RECORD SET

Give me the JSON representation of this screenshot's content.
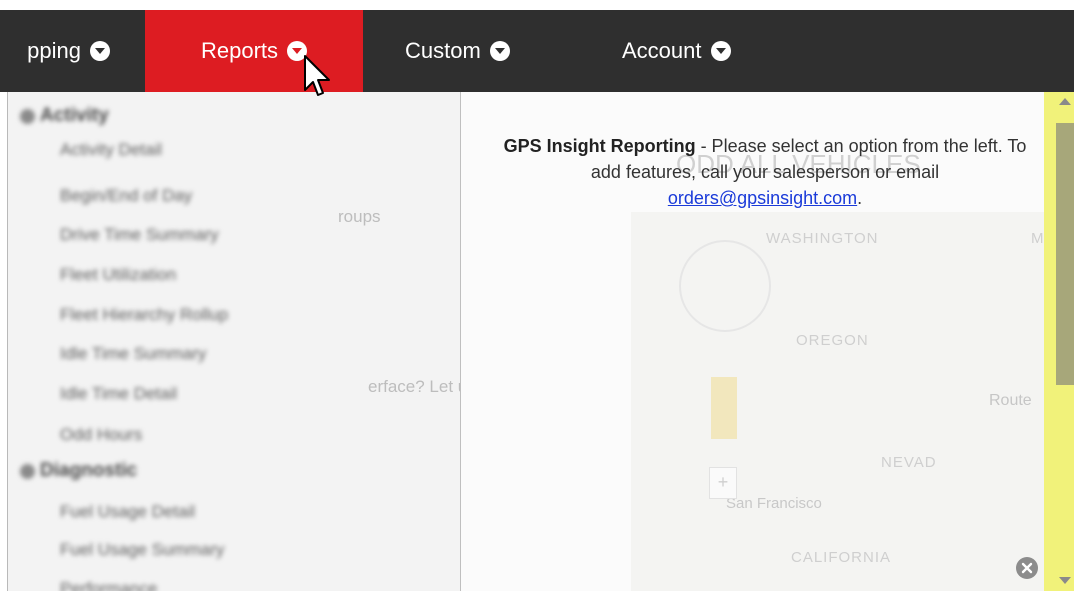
{
  "nav": {
    "items": [
      {
        "label": "pping"
      },
      {
        "label": "Reports"
      },
      {
        "label": "Custom"
      },
      {
        "label": "Account"
      }
    ]
  },
  "reports_menu": {
    "sections": [
      {
        "heading": "Activity",
        "items": [
          "Activity Detail",
          "Begin/End of Day",
          "Drive Time Summary",
          "Fleet Utilization",
          "Fleet Hierarchy Rollup",
          "Idle Time Summary",
          "Idle Time Detail",
          "Odd Hours"
        ]
      },
      {
        "heading": "Diagnostic",
        "items": [
          "Fuel Usage Detail",
          "Fuel Usage Summary",
          "Performance"
        ]
      }
    ]
  },
  "background": {
    "groups_text": "roups",
    "feedback_text": "erface? Let us hear",
    "map_title": "ODD ALL VEHICLES",
    "map_labels": [
      "WASHINGTON",
      "OREGON",
      "NEVAD",
      "San Francisco",
      "CALIFORNIA",
      "Route",
      "MO"
    ]
  },
  "message": {
    "bold": "GPS Insight Reporting",
    "text": " - Please select an option from the left. To add features, call your salesperson or email ",
    "email": "orders@gpsinsight.com",
    "end": "."
  },
  "colors": {
    "nav_bg": "#2f2f2f",
    "active_tab": "#dd1c22",
    "scrollbar": "#f1f27a",
    "link": "#1a3ad9"
  }
}
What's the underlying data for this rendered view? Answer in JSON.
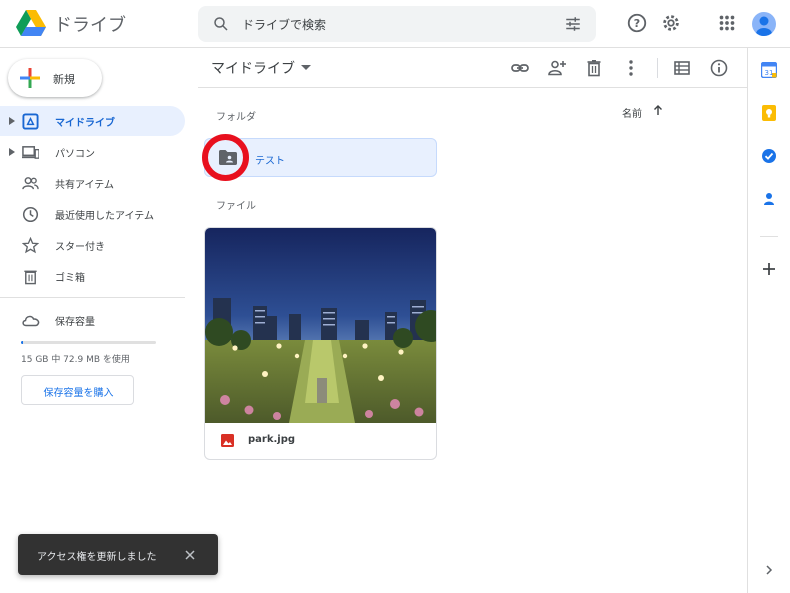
{
  "header": {
    "app_title": "ドライブ",
    "search_placeholder": "ドライブで検索",
    "icons": [
      "drive-logo",
      "search-icon",
      "tune-icon",
      "help-icon",
      "settings-icon",
      "apps-icon",
      "account-avatar"
    ]
  },
  "sidebar": {
    "new_label": "新規",
    "items": [
      {
        "label": "マイドライブ",
        "icon": "my-drive-icon",
        "active": true,
        "expandable": true
      },
      {
        "label": "パソコン",
        "icon": "computers-icon",
        "active": false,
        "expandable": true
      },
      {
        "label": "共有アイテム",
        "icon": "shared-icon",
        "active": false,
        "expandable": false
      },
      {
        "label": "最近使用したアイテム",
        "icon": "recent-icon",
        "active": false,
        "expandable": false
      },
      {
        "label": "スター付き",
        "icon": "star-icon",
        "active": false,
        "expandable": false
      },
      {
        "label": "ゴミ箱",
        "icon": "trash-icon",
        "active": false,
        "expandable": false
      }
    ],
    "storage": {
      "label": "保存容量",
      "usage_text": "15 GB 中 72.9 MB を使用",
      "used_fraction": 0.005,
      "buy_label": "保存容量を購入"
    }
  },
  "main": {
    "title": "マイドライブ",
    "toolbar_icons": [
      "link-icon",
      "share-icon",
      "trash-icon",
      "more-icon",
      "list-view-icon",
      "info-icon"
    ],
    "folders_label": "フォルダ",
    "files_label": "ファイル",
    "sort_label": "名前",
    "folders": [
      {
        "name": "テスト",
        "icon": "shared-folder-icon",
        "selected": true
      }
    ],
    "files": [
      {
        "name": "park.jpg",
        "icon": "image-file-icon"
      }
    ]
  },
  "right_panel": {
    "icons": [
      "calendar-icon",
      "keep-icon",
      "tasks-icon",
      "contacts-icon",
      "add-icon",
      "expand-icon"
    ]
  },
  "snackbar": {
    "text": "アクセス権を更新しました",
    "close_icon": "close-icon"
  },
  "colors": {
    "accent": "#1a73e8",
    "active_bg": "#e8f0fe",
    "highlight_ring": "#e8101e",
    "snackbar_bg": "#323232"
  }
}
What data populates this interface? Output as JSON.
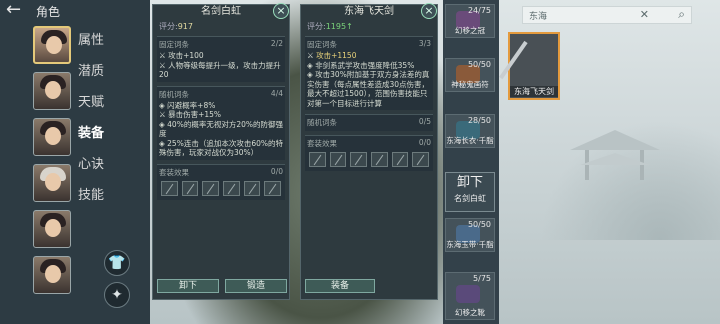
{
  "header": {
    "title": "角色"
  },
  "sidebar": {
    "nav": [
      "属性",
      "潜质",
      "天赋",
      "装备",
      "心诀",
      "技能"
    ]
  },
  "left_panel": {
    "title": "名剑白虹",
    "score_label": "评分:",
    "score_value": "917",
    "fixed": {
      "label": "固定词条",
      "count": "2/2",
      "lines": [
        "攻击+100",
        "人物等级每提升一级，攻击力提升20"
      ]
    },
    "random": {
      "label": "随机词条",
      "count": "4/4",
      "lines": [
        "闪避概率+8%",
        "暴击伤害+15%",
        "40%的概率无视对方20%的防御强度",
        "25%连击（追加本次攻击60%的特殊伤害，玩家对战仅为30%）"
      ]
    },
    "set": {
      "label": "套装效果",
      "count": "0/0"
    },
    "buttons": {
      "unequip": "卸下",
      "forge": "锻造"
    }
  },
  "right_panel": {
    "title": "东海飞天剑",
    "score_label": "评分:",
    "score_value": "1195",
    "score_arrow": "↑",
    "fixed": {
      "label": "固定词条",
      "count": "3/3",
      "lines": [
        "攻击+1150",
        "非剑系武学攻击强度降低35%",
        "攻击30%附加基于双方身法差的真实伤害（每点属性差造成30点伤害，最大不超过1500），范围伤害技能只对第一个目标进行计算"
      ]
    },
    "random": {
      "label": "随机词条",
      "count": "0/5"
    },
    "set": {
      "label": "套装效果",
      "count": "0/0"
    },
    "buttons": {
      "equip": "装备"
    }
  },
  "equip_column": {
    "items": [
      {
        "count": "24/75",
        "label": "幻移之冠"
      },
      {
        "count": "50/50",
        "label": "神秘鬼画符"
      },
      {
        "count": "28/50",
        "label": "东海长衣·千脂"
      },
      {
        "count": "50/50",
        "label": "东海玉带·千脂"
      },
      {
        "count": "5/75",
        "label": "幻移之靴"
      }
    ],
    "unequip": {
      "big": "卸下",
      "small": "名剑白虹"
    }
  },
  "search": {
    "value": "东海"
  },
  "result_item": {
    "label": "东海飞天剑"
  },
  "colors": {
    "panel_bg": "#2e3a3f",
    "highlight": "#e8d27a",
    "green": "#7ad27a",
    "selected_border": "#e49a3d"
  }
}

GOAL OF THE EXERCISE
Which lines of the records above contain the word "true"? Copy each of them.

SOLUTION FOR THIS TASK
        "active": true,
        "expandable": true
        "expandable": true
        "selected": true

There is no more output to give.